So the math class I'm taking this semester has been quite entertaining and definitely different than any one I've had before. The professor, Gilbert Strang, is a well-known figure in the math world, and is arguably the nicest human being on the face of the earth. Who else thanks students for asking questions? Or asks permission to teach us the next step (which makes him giddy most times)? It clearly gives him great joy to teach us (and it should! Imagine the broad range of people taking this class...over the next many years, these MIT students will be at the forefront of their respective fields' innovations, using the computational techniques he teaches us to drive the progress of technology.)
Prof. Strang has long since become one with matrices and his teaching style reflects that (if you can somehow imagine that....).
Well anyways, the most entertaining part of this course has probably been reading the textbook. EXACTLY as he teaches, the book is written very colloquially, in an almost stream-of-consciousness sort of way. I didn't even realize that textbooks were allowed to be published like that.
Here are some fun examples:
"I very much hope that you will come to know and like these special matrices."
"These multiplications are a beautiful key to the whole chapter."
The K matrix is "symmetric and more beautiful"
"That matrix is A(transpose)!! A proper author would never use two exclamation marks - I apologize."
"May I list some properties?"
"I hope this section is enjoyable."

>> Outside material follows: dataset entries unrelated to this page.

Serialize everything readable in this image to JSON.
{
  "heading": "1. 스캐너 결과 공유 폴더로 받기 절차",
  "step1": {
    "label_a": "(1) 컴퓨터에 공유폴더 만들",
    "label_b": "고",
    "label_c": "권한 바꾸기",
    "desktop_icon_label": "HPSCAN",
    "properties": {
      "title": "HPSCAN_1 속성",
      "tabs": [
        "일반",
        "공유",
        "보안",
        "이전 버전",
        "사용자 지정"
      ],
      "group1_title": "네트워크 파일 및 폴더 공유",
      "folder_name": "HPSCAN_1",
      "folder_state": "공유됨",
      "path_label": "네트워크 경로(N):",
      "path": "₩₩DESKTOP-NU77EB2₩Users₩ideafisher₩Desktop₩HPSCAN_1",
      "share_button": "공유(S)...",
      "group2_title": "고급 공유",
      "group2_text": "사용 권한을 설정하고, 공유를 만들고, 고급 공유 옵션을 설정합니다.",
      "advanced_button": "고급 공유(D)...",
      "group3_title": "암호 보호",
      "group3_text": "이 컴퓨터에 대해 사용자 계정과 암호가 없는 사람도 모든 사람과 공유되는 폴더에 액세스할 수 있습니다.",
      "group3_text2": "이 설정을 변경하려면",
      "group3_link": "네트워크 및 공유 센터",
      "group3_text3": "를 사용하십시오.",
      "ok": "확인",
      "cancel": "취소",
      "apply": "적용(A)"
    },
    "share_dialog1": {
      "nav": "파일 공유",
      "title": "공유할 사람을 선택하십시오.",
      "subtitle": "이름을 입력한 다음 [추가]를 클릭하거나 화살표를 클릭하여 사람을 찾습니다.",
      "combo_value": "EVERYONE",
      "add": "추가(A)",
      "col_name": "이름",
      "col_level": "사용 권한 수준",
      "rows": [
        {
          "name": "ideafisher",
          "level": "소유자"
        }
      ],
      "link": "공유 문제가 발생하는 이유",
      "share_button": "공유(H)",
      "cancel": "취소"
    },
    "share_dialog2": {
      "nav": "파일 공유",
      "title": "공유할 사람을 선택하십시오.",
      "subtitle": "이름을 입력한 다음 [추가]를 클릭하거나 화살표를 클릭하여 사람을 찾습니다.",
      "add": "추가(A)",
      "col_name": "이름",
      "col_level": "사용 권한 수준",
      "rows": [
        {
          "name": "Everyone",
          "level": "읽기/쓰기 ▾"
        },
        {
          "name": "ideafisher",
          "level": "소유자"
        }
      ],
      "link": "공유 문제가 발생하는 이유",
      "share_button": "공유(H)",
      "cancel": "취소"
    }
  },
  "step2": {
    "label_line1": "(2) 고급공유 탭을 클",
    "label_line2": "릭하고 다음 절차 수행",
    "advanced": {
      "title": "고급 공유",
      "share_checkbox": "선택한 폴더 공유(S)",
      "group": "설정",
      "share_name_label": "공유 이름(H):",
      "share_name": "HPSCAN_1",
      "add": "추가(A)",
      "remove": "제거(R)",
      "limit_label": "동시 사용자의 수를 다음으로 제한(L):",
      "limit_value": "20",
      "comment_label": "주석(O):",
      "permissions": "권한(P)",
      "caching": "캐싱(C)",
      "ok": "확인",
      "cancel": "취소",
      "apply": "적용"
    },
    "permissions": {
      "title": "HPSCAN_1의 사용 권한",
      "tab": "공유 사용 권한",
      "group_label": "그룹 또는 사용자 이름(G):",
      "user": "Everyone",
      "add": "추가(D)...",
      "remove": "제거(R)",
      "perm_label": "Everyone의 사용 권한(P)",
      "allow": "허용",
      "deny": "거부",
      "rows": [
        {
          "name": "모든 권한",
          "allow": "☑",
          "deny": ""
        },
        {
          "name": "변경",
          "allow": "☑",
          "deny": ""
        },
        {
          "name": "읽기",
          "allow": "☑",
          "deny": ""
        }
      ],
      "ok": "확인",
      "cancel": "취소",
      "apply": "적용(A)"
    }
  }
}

something about a mathematician dying in a gunfight in the 1800s....
"(from age 7)" : preface to the first problem which just involves simple multiplication